## Exercise brief
For the records that follow, restate each one word for word and leave the images behind.

++++++++++++++++++++

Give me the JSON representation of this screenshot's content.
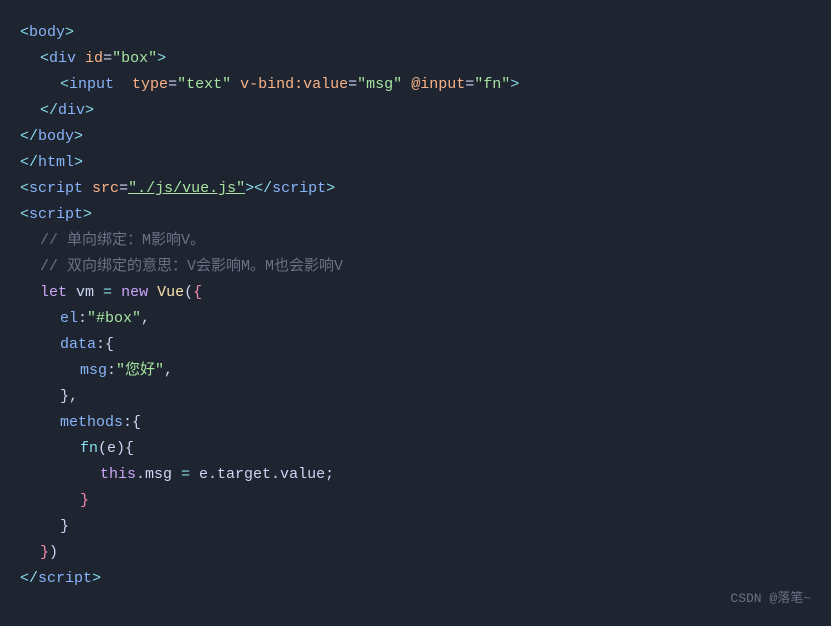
{
  "watermark": "CSDN @落笔~",
  "lines": [
    {
      "id": "l1",
      "tokens": [
        {
          "t": "<",
          "c": "c-bracket"
        },
        {
          "t": "body",
          "c": "c-tag"
        },
        {
          "t": ">",
          "c": "c-bracket"
        }
      ]
    },
    {
      "id": "l2",
      "indent": 1,
      "tokens": [
        {
          "t": "<",
          "c": "c-bracket"
        },
        {
          "t": "div",
          "c": "c-tag"
        },
        {
          "t": " ",
          "c": "c-plain"
        },
        {
          "t": "id",
          "c": "c-attr"
        },
        {
          "t": "=",
          "c": "c-punct"
        },
        {
          "t": "\"box\"",
          "c": "c-string"
        },
        {
          "t": ">",
          "c": "c-bracket"
        }
      ]
    },
    {
      "id": "l3",
      "indent": 2,
      "bar": true,
      "tokens": [
        {
          "t": "<",
          "c": "c-bracket"
        },
        {
          "t": "input",
          "c": "c-tag"
        },
        {
          "t": "  ",
          "c": "c-plain"
        },
        {
          "t": "type",
          "c": "c-attr"
        },
        {
          "t": "=",
          "c": "c-punct"
        },
        {
          "t": "\"text\"",
          "c": "c-string"
        },
        {
          "t": " ",
          "c": "c-plain"
        },
        {
          "t": "v-bind:value",
          "c": "c-attr"
        },
        {
          "t": "=",
          "c": "c-punct"
        },
        {
          "t": "\"msg\"",
          "c": "c-string"
        },
        {
          "t": " ",
          "c": "c-plain"
        },
        {
          "t": "@input",
          "c": "c-attr"
        },
        {
          "t": "=",
          "c": "c-punct"
        },
        {
          "t": "\"fn\"",
          "c": "c-string"
        },
        {
          "t": ">",
          "c": "c-bracket"
        }
      ]
    },
    {
      "id": "l4",
      "indent": 1,
      "tokens": [
        {
          "t": "</",
          "c": "c-bracket"
        },
        {
          "t": "div",
          "c": "c-tag"
        },
        {
          "t": ">",
          "c": "c-bracket"
        }
      ]
    },
    {
      "id": "l5",
      "tokens": [
        {
          "t": "</",
          "c": "c-bracket"
        },
        {
          "t": "body",
          "c": "c-tag"
        },
        {
          "t": ">",
          "c": "c-bracket"
        }
      ]
    },
    {
      "id": "l6",
      "tokens": [
        {
          "t": "</",
          "c": "c-bracket"
        },
        {
          "t": "html",
          "c": "c-tag"
        },
        {
          "t": ">",
          "c": "c-bracket"
        }
      ]
    },
    {
      "id": "l7",
      "tokens": [
        {
          "t": "<",
          "c": "c-bracket"
        },
        {
          "t": "script",
          "c": "c-tag"
        },
        {
          "t": " ",
          "c": "c-plain"
        },
        {
          "t": "src",
          "c": "c-attr"
        },
        {
          "t": "=",
          "c": "c-punct"
        },
        {
          "t": "\"./js/vue.js\"",
          "c": "c-string-url"
        },
        {
          "t": "></",
          "c": "c-bracket"
        },
        {
          "t": "script",
          "c": "c-tag"
        },
        {
          "t": ">",
          "c": "c-bracket"
        }
      ]
    },
    {
      "id": "l8",
      "tokens": [
        {
          "t": "<",
          "c": "c-bracket"
        },
        {
          "t": "script",
          "c": "c-tag"
        },
        {
          "t": ">",
          "c": "c-bracket"
        }
      ]
    },
    {
      "id": "l9",
      "indent": 1,
      "tokens": [
        {
          "t": "// 单向绑定：M影响V。",
          "c": "c-comment-zh"
        }
      ]
    },
    {
      "id": "l10",
      "indent": 1,
      "tokens": [
        {
          "t": "// 双向绑定的意思：V会影响M。M也会影响V",
          "c": "c-comment-zh"
        }
      ]
    },
    {
      "id": "l11",
      "indent": 1,
      "tokens": [
        {
          "t": "let",
          "c": "c-keyword"
        },
        {
          "t": " vm ",
          "c": "c-plain"
        },
        {
          "t": "=",
          "c": "c-op"
        },
        {
          "t": " ",
          "c": "c-plain"
        },
        {
          "t": "new",
          "c": "c-keyword"
        },
        {
          "t": " ",
          "c": "c-plain"
        },
        {
          "t": "Vue",
          "c": "c-class"
        },
        {
          "t": "(",
          "c": "c-punct"
        },
        {
          "t": "{",
          "c": "c-value"
        }
      ]
    },
    {
      "id": "l12",
      "indent": 2,
      "bar2": true,
      "tokens": [
        {
          "t": "el",
          "c": "c-key"
        },
        {
          "t": ":",
          "c": "c-punct"
        },
        {
          "t": "\"#box\"",
          "c": "c-str-val"
        },
        {
          "t": ",",
          "c": "c-punct"
        }
      ]
    },
    {
      "id": "l13",
      "indent": 2,
      "bar2": true,
      "tokens": [
        {
          "t": "data",
          "c": "c-key"
        },
        {
          "t": ":",
          "c": "c-punct"
        },
        {
          "t": "{",
          "c": "c-punct"
        }
      ]
    },
    {
      "id": "l14",
      "indent": 3,
      "bar2": true,
      "bar3": true,
      "tokens": [
        {
          "t": "msg",
          "c": "c-key"
        },
        {
          "t": ":",
          "c": "c-punct"
        },
        {
          "t": "\"您好\"",
          "c": "c-str-val"
        },
        {
          "t": ",",
          "c": "c-punct"
        }
      ]
    },
    {
      "id": "l15",
      "indent": 2,
      "bar2": true,
      "tokens": [
        {
          "t": "},",
          "c": "c-punct"
        }
      ]
    },
    {
      "id": "l16",
      "indent": 2,
      "bar2": true,
      "tokens": [
        {
          "t": "methods",
          "c": "c-key"
        },
        {
          "t": ":",
          "c": "c-punct"
        },
        {
          "t": "{",
          "c": "c-punct"
        }
      ]
    },
    {
      "id": "l17",
      "indent": 3,
      "bar2": true,
      "bar3": true,
      "tokens": [
        {
          "t": "fn",
          "c": "c-fn"
        },
        {
          "t": "(e)",
          "c": "c-punct"
        },
        {
          "t": "{",
          "c": "c-punct"
        }
      ]
    },
    {
      "id": "l18",
      "indent": 4,
      "bar2": true,
      "bar3": true,
      "bar4": true,
      "tokens": [
        {
          "t": "this",
          "c": "c-keyword"
        },
        {
          "t": ".msg ",
          "c": "c-plain"
        },
        {
          "t": "=",
          "c": "c-op"
        },
        {
          "t": " e.target.value",
          "c": "c-plain"
        },
        {
          "t": ";",
          "c": "c-punct"
        }
      ]
    },
    {
      "id": "l19",
      "indent": 3,
      "bar2": true,
      "bar3": true,
      "tokens": [
        {
          "t": "}",
          "c": "c-value"
        }
      ]
    },
    {
      "id": "l20",
      "indent": 2,
      "bar2": true,
      "tokens": [
        {
          "t": "}",
          "c": "c-punct"
        }
      ]
    },
    {
      "id": "l21",
      "indent": 1,
      "tokens": [
        {
          "t": "}",
          "c": "c-value"
        },
        {
          "t": ")",
          "c": "c-punct"
        }
      ]
    },
    {
      "id": "l22",
      "tokens": [
        {
          "t": "</",
          "c": "c-bracket"
        },
        {
          "t": "script",
          "c": "c-tag"
        },
        {
          "t": ">",
          "c": "c-bracket"
        }
      ]
    }
  ]
}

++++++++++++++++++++

## Output of the exercise
Give me the JSON representation of this screenshot's content.
{
  "watermark": "CSDN @落笔~",
  "lines": [
    {
      "id": "l1",
      "tokens": [
        {
          "t": "<",
          "c": "c-bracket"
        },
        {
          "t": "body",
          "c": "c-tag"
        },
        {
          "t": ">",
          "c": "c-bracket"
        }
      ]
    },
    {
      "id": "l2",
      "indent": 1,
      "tokens": [
        {
          "t": "<",
          "c": "c-bracket"
        },
        {
          "t": "div",
          "c": "c-tag"
        },
        {
          "t": " ",
          "c": "c-plain"
        },
        {
          "t": "id",
          "c": "c-attr"
        },
        {
          "t": "=",
          "c": "c-punct"
        },
        {
          "t": "\"box\"",
          "c": "c-string"
        },
        {
          "t": ">",
          "c": "c-bracket"
        }
      ]
    },
    {
      "id": "l3",
      "indent": 2,
      "bar": true,
      "tokens": [
        {
          "t": "<",
          "c": "c-bracket"
        },
        {
          "t": "input",
          "c": "c-tag"
        },
        {
          "t": "  ",
          "c": "c-plain"
        },
        {
          "t": "type",
          "c": "c-attr"
        },
        {
          "t": "=",
          "c": "c-punct"
        },
        {
          "t": "\"text\"",
          "c": "c-string"
        },
        {
          "t": " ",
          "c": "c-plain"
        },
        {
          "t": "v-bind:value",
          "c": "c-attr"
        },
        {
          "t": "=",
          "c": "c-punct"
        },
        {
          "t": "\"msg\"",
          "c": "c-string"
        },
        {
          "t": " ",
          "c": "c-plain"
        },
        {
          "t": "@input",
          "c": "c-attr"
        },
        {
          "t": "=",
          "c": "c-punct"
        },
        {
          "t": "\"fn\"",
          "c": "c-string"
        },
        {
          "t": ">",
          "c": "c-bracket"
        }
      ]
    },
    {
      "id": "l4",
      "indent": 1,
      "tokens": [
        {
          "t": "</",
          "c": "c-bracket"
        },
        {
          "t": "div",
          "c": "c-tag"
        },
        {
          "t": ">",
          "c": "c-bracket"
        }
      ]
    },
    {
      "id": "l5",
      "tokens": [
        {
          "t": "</",
          "c": "c-bracket"
        },
        {
          "t": "body",
          "c": "c-tag"
        },
        {
          "t": ">",
          "c": "c-bracket"
        }
      ]
    },
    {
      "id": "l6",
      "tokens": [
        {
          "t": "</",
          "c": "c-bracket"
        },
        {
          "t": "html",
          "c": "c-tag"
        },
        {
          "t": ">",
          "c": "c-bracket"
        }
      ]
    },
    {
      "id": "l7",
      "tokens": [
        {
          "t": "<",
          "c": "c-bracket"
        },
        {
          "t": "script",
          "c": "c-tag"
        },
        {
          "t": " ",
          "c": "c-plain"
        },
        {
          "t": "src",
          "c": "c-attr"
        },
        {
          "t": "=",
          "c": "c-punct"
        },
        {
          "t": "\"./js/vue.js\"",
          "c": "c-string-url"
        },
        {
          "t": "></",
          "c": "c-bracket"
        },
        {
          "t": "script",
          "c": "c-tag"
        },
        {
          "t": ">",
          "c": "c-bracket"
        }
      ]
    },
    {
      "id": "l8",
      "tokens": [
        {
          "t": "<",
          "c": "c-bracket"
        },
        {
          "t": "script",
          "c": "c-tag"
        },
        {
          "t": ">",
          "c": "c-bracket"
        }
      ]
    },
    {
      "id": "l9",
      "indent": 1,
      "tokens": [
        {
          "t": "// 单向绑定：M影响V。",
          "c": "c-comment-zh"
        }
      ]
    },
    {
      "id": "l10",
      "indent": 1,
      "tokens": [
        {
          "t": "// 双向绑定的意思：V会影响M。M也会影响V",
          "c": "c-comment-zh"
        }
      ]
    },
    {
      "id": "l11",
      "indent": 1,
      "tokens": [
        {
          "t": "let",
          "c": "c-keyword"
        },
        {
          "t": " vm ",
          "c": "c-plain"
        },
        {
          "t": "=",
          "c": "c-op"
        },
        {
          "t": " ",
          "c": "c-plain"
        },
        {
          "t": "new",
          "c": "c-keyword"
        },
        {
          "t": " ",
          "c": "c-plain"
        },
        {
          "t": "Vue",
          "c": "c-class"
        },
        {
          "t": "(",
          "c": "c-punct"
        },
        {
          "t": "{",
          "c": "c-value"
        }
      ]
    },
    {
      "id": "l12",
      "indent": 2,
      "bar2": true,
      "tokens": [
        {
          "t": "el",
          "c": "c-key"
        },
        {
          "t": ":",
          "c": "c-punct"
        },
        {
          "t": "\"#box\"",
          "c": "c-str-val"
        },
        {
          "t": ",",
          "c": "c-punct"
        }
      ]
    },
    {
      "id": "l13",
      "indent": 2,
      "bar2": true,
      "tokens": [
        {
          "t": "data",
          "c": "c-key"
        },
        {
          "t": ":",
          "c": "c-punct"
        },
        {
          "t": "{",
          "c": "c-punct"
        }
      ]
    },
    {
      "id": "l14",
      "indent": 3,
      "bar2": true,
      "bar3": true,
      "tokens": [
        {
          "t": "msg",
          "c": "c-key"
        },
        {
          "t": ":",
          "c": "c-punct"
        },
        {
          "t": "\"您好\"",
          "c": "c-str-val"
        },
        {
          "t": ",",
          "c": "c-punct"
        }
      ]
    },
    {
      "id": "l15",
      "indent": 2,
      "bar2": true,
      "tokens": [
        {
          "t": "},",
          "c": "c-punct"
        }
      ]
    },
    {
      "id": "l16",
      "indent": 2,
      "bar2": true,
      "tokens": [
        {
          "t": "methods",
          "c": "c-key"
        },
        {
          "t": ":",
          "c": "c-punct"
        },
        {
          "t": "{",
          "c": "c-punct"
        }
      ]
    },
    {
      "id": "l17",
      "indent": 3,
      "bar2": true,
      "bar3": true,
      "tokens": [
        {
          "t": "fn",
          "c": "c-fn"
        },
        {
          "t": "(e)",
          "c": "c-punct"
        },
        {
          "t": "{",
          "c": "c-punct"
        }
      ]
    },
    {
      "id": "l18",
      "indent": 4,
      "bar2": true,
      "bar3": true,
      "bar4": true,
      "tokens": [
        {
          "t": "this",
          "c": "c-keyword"
        },
        {
          "t": ".msg ",
          "c": "c-plain"
        },
        {
          "t": "=",
          "c": "c-op"
        },
        {
          "t": " e.target.value",
          "c": "c-plain"
        },
        {
          "t": ";",
          "c": "c-punct"
        }
      ]
    },
    {
      "id": "l19",
      "indent": 3,
      "bar2": true,
      "bar3": true,
      "tokens": [
        {
          "t": "}",
          "c": "c-value"
        }
      ]
    },
    {
      "id": "l20",
      "indent": 2,
      "bar2": true,
      "tokens": [
        {
          "t": "}",
          "c": "c-punct"
        }
      ]
    },
    {
      "id": "l21",
      "indent": 1,
      "tokens": [
        {
          "t": "}",
          "c": "c-value"
        },
        {
          "t": ")",
          "c": "c-punct"
        }
      ]
    },
    {
      "id": "l22",
      "tokens": [
        {
          "t": "</",
          "c": "c-bracket"
        },
        {
          "t": "script",
          "c": "c-tag"
        },
        {
          "t": ">",
          "c": "c-bracket"
        }
      ]
    }
  ]
}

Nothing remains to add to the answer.